Acute Lymphocytic Leukemia and Receiving Social Security Disability
Leukemia is a type of cancer that affects your blood or bone marrow. It is evidenced by an abnormal accumulation of blood cells that are usually leukocytes (white blood cells).
Leukemia is used to refer to a variety of diseases. It is pathologically and clinically divided into groups and categories. The first division is into leukemias acute and chronic forms. Then, leukemia is divided according to the kind of blood cell that it affects. These two divisions are myelogenous and lymphocytic.
Acute lymphocytic leukemia (ALL) is one of the types of lymphocytic leukemia. It affects your blood and bone marrow.
Acute lymphocytic leukemia gets its name from the word "acute" that indicates that the disease develops rapidly and affects immature blood cells, rather than mature blood cells. Lymphocytic is a reference to the white blood cells that the disease affects.
Acute lymphocytic leukemia is also known by other names. It is also called acute lymphoblastic leukemia and acute childhood leukemia.

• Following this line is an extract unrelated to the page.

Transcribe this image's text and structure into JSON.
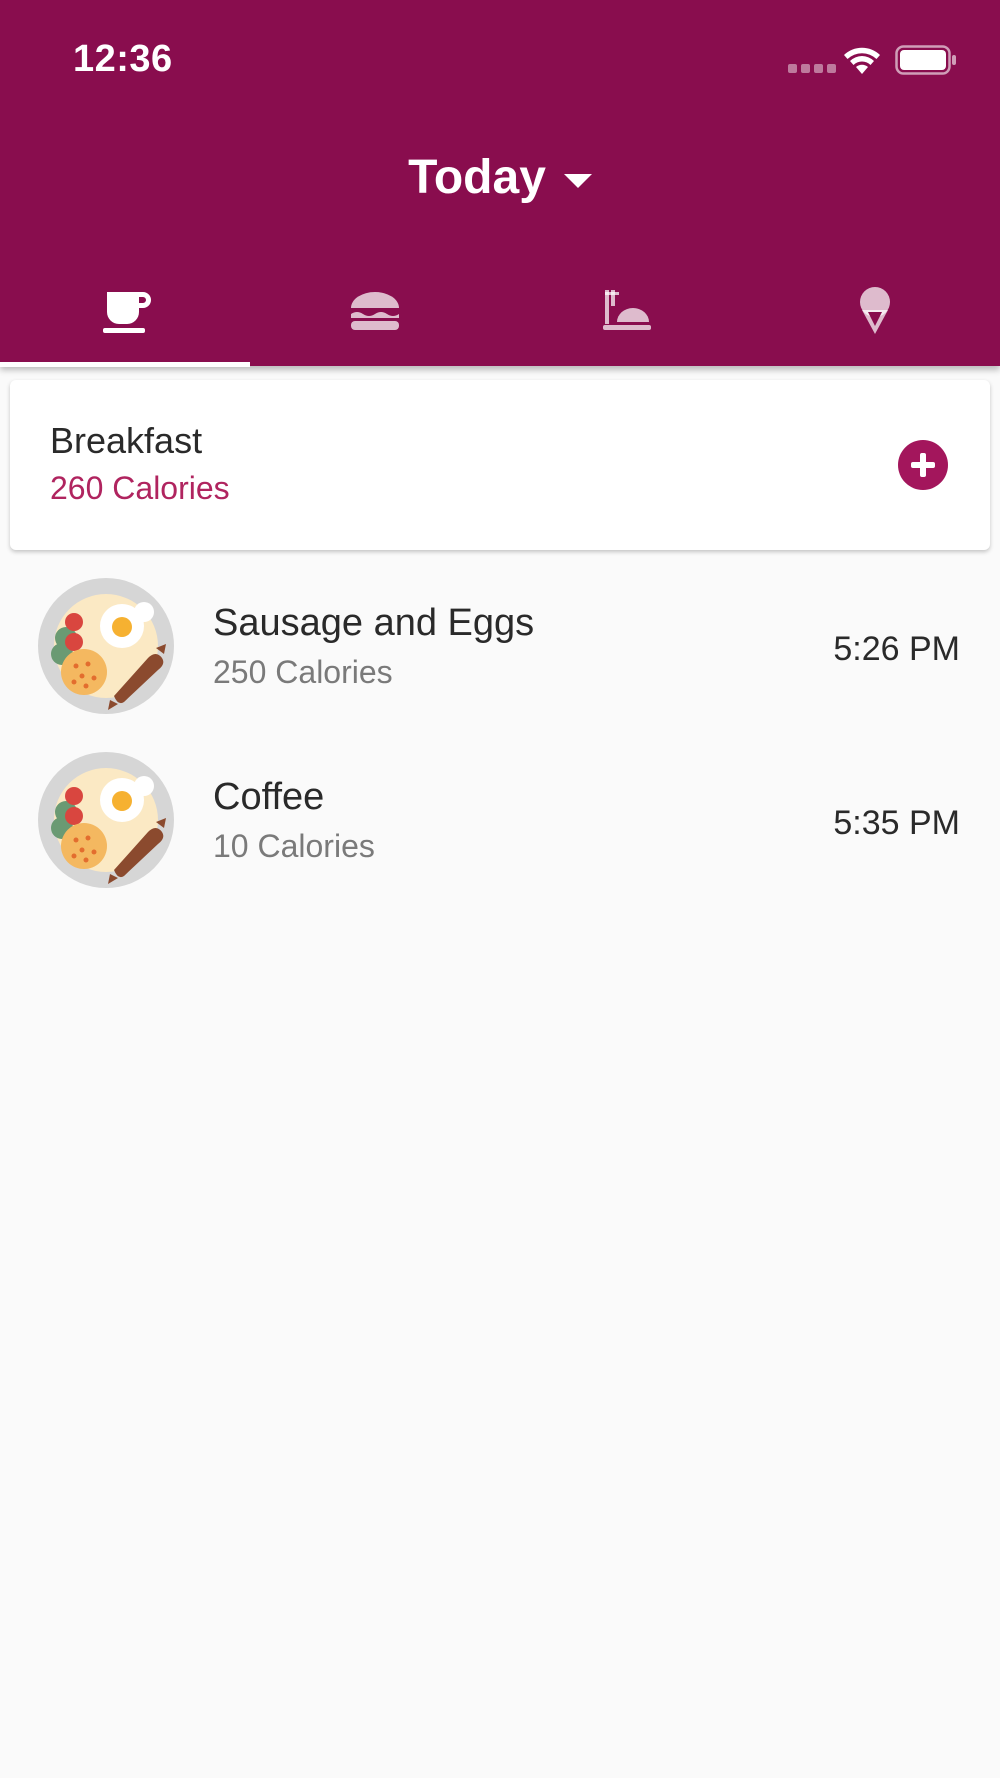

Although adults, especially those 65 and over, get this form of leukemia, it is the most common form of leukemia in young children. In fact, acute lymphocytic leukemia represents 80% of all the childhood acute leukemias. Most of the cases occur in children 3 - 7 years of age.
There are several effects that acute lymphocytic leukemia can have on you. Some of these are:
Severe or frequent nosebleeds
Shortness of breath
Bleeding from your gums
Fatigue, weakness or a general loss of energy
Infections that happen often
Skin that is pale
Loss of appetite
Swollen lymph nodes that cause lumps around and in your groin, stomach, underarm and neck.
These effects caused by acute lymphocytic leukemia can be debilitating. You or a loved one may be disabled and unable to work because of this disease.
You may be looking for help if this is the case. You may be searching for financial help.
Where will that financial assistance come from? Who can you turn to? Who can and will help you?
Have you, on behalf of your child with disability, or your loved one applied for that financial assistance from the Social Security Administration because of the disability caused by acute lymphocytic leukemia? Was your child with disability or your loved one denied by the Social Security Administration?
You or your loved one may plan on appealing the denial by the Social Security Administration. If this is what you decide to do, here is something for you to think about.
You will need a disability attorney like the one you will find at disabilitycasereview.com to help you in what can be a long and trying process. The reason this is true is because people who are represented by a disability lawyer are approved more often than those people without an attorney.
Do not hesitate. Do not wait. Contact the disability lawyer at disabilitycasereview.com, today.